**Information shown**
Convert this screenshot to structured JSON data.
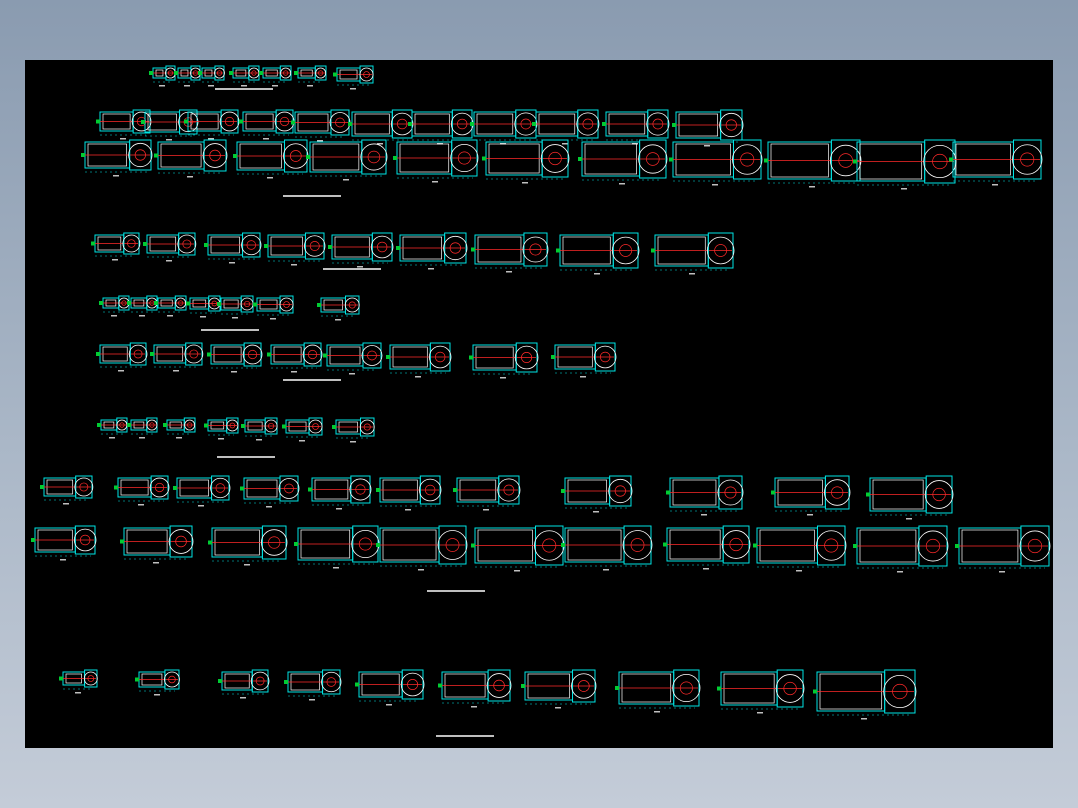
{
  "drawing": {
    "background": "#000000",
    "colors": {
      "body_outline": "#00e5e5",
      "centerline": "#ff2a2a",
      "motor_outline": "#ffffff",
      "flange_marker": "#00cc33",
      "label": "#bfbfbf",
      "dimension": "#00e5e5"
    },
    "section_titles": [
      "",
      "",
      "",
      "",
      "",
      "",
      "",
      ""
    ],
    "rows": [
      {
        "name": "row-1",
        "count": 7
      },
      {
        "name": "row-2",
        "count": 10
      },
      {
        "name": "row-3",
        "count": 11
      },
      {
        "name": "row-4",
        "count": 9
      },
      {
        "name": "row-5",
        "count": 7
      },
      {
        "name": "row-6",
        "count": 8
      },
      {
        "name": "row-7",
        "count": 7
      },
      {
        "name": "row-8",
        "count": 11
      },
      {
        "name": "row-9",
        "count": 12
      },
      {
        "name": "row-10",
        "count": 11
      }
    ]
  }
}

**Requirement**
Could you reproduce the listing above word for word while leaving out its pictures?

**Response to this task**
Convert this screenshot to structured JSON data.
{
  "drawing": {
    "background": "#000000",
    "colors": {
      "body_outline": "#00e5e5",
      "centerline": "#ff2a2a",
      "motor_outline": "#ffffff",
      "flange_marker": "#00cc33",
      "label": "#bfbfbf",
      "dimension": "#00e5e5"
    },
    "section_titles": [
      "",
      "",
      "",
      "",
      "",
      "",
      "",
      ""
    ],
    "rows": [
      {
        "name": "row-1",
        "count": 7
      },
      {
        "name": "row-2",
        "count": 10
      },
      {
        "name": "row-3",
        "count": 11
      },
      {
        "name": "row-4",
        "count": 9
      },
      {
        "name": "row-5",
        "count": 7
      },
      {
        "name": "row-6",
        "count": 8
      },
      {
        "name": "row-7",
        "count": 7
      },
      {
        "name": "row-8",
        "count": 11
      },
      {
        "name": "row-9",
        "count": 12
      },
      {
        "name": "row-10",
        "count": 11
      }
    ]
  }
}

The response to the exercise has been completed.